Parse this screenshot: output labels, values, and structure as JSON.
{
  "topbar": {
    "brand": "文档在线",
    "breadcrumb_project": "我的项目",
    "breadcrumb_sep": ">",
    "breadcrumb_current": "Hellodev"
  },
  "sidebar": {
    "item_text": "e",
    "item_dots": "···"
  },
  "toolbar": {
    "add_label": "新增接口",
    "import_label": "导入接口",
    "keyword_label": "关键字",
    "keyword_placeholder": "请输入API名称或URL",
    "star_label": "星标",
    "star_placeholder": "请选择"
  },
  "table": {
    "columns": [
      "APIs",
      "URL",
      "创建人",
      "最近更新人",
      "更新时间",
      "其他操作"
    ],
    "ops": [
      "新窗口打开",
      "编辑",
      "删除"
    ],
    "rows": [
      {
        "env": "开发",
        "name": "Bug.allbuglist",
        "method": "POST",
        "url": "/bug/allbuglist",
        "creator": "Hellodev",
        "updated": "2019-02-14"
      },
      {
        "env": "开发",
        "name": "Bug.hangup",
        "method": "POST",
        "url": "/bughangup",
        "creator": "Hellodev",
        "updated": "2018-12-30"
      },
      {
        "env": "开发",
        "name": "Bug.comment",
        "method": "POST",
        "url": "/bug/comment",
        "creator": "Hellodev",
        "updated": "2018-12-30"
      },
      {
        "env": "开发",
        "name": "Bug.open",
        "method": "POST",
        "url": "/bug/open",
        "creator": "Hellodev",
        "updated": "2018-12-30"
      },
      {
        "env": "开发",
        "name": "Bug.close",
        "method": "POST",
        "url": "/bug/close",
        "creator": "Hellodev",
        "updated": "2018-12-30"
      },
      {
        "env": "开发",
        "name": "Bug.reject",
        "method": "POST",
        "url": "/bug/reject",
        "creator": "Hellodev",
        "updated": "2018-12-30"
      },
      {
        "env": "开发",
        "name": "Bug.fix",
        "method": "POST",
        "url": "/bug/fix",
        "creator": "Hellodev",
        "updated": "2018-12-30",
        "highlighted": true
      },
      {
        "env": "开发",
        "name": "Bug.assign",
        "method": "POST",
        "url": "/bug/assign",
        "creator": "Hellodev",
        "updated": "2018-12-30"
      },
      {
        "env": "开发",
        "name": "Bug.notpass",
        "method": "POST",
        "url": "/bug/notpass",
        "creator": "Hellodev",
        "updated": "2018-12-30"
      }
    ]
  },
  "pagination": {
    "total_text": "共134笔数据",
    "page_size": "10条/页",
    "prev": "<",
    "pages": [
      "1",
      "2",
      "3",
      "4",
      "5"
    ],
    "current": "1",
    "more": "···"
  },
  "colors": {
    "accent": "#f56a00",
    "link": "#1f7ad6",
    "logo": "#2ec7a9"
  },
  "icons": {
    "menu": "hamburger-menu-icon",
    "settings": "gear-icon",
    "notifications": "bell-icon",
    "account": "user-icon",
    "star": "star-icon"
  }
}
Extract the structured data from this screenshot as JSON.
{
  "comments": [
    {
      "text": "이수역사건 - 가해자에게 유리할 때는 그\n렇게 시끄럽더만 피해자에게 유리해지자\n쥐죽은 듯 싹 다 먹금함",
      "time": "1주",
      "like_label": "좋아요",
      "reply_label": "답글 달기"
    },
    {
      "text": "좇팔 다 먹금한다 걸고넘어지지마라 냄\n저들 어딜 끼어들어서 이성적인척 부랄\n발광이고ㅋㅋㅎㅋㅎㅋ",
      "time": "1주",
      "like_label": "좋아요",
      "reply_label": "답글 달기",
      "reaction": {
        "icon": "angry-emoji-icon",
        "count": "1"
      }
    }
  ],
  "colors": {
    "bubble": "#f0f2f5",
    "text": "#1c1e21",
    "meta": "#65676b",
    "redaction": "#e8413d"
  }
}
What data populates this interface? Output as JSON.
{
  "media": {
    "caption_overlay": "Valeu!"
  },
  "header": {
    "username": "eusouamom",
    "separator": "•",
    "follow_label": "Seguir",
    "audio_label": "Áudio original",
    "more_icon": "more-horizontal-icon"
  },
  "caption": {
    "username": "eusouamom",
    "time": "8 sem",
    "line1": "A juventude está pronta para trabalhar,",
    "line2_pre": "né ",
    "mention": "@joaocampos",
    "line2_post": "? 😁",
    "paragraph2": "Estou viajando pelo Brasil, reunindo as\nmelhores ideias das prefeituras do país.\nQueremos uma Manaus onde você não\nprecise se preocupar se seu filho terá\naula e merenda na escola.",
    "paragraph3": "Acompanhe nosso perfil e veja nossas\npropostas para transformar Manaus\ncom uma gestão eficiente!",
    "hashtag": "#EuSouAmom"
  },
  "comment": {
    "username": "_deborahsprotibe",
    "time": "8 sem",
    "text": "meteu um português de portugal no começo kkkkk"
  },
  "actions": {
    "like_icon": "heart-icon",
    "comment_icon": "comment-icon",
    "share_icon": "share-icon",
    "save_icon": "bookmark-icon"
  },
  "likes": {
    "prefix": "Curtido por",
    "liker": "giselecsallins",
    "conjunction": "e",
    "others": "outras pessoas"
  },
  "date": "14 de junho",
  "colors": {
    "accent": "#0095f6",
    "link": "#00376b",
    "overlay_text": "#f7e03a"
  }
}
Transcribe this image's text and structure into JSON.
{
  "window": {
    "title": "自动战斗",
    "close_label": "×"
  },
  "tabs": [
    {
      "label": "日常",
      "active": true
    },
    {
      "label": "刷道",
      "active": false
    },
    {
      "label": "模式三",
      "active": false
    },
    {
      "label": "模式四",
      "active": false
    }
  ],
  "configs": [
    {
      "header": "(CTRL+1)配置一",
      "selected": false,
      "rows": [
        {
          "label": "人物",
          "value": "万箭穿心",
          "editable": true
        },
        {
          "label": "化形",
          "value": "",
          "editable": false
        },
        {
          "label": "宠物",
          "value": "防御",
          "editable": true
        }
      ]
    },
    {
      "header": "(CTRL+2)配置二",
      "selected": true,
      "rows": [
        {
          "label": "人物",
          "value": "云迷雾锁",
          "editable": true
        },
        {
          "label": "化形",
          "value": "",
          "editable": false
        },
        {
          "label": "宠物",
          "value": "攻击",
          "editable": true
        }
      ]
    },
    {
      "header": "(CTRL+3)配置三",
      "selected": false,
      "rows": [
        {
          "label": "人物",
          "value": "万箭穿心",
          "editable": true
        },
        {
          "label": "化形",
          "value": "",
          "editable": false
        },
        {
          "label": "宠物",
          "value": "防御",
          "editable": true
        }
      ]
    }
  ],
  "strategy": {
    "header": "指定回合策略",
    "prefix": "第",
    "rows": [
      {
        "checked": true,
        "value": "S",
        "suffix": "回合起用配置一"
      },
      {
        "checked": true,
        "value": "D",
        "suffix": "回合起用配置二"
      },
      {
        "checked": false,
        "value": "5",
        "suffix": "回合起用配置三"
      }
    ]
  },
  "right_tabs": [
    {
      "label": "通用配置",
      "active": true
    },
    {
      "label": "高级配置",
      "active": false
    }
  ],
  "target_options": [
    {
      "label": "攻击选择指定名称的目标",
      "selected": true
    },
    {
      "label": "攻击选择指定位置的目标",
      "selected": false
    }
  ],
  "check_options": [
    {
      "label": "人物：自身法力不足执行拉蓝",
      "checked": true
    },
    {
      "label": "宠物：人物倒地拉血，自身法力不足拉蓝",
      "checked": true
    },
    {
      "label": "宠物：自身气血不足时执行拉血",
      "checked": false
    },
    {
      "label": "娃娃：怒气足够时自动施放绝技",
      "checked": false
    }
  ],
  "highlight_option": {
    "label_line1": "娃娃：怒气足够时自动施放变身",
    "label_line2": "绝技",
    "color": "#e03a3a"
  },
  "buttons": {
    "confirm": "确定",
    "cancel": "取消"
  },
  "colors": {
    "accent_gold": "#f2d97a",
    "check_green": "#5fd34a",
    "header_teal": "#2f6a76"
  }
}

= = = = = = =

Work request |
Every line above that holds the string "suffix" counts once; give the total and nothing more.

Expected answer |
3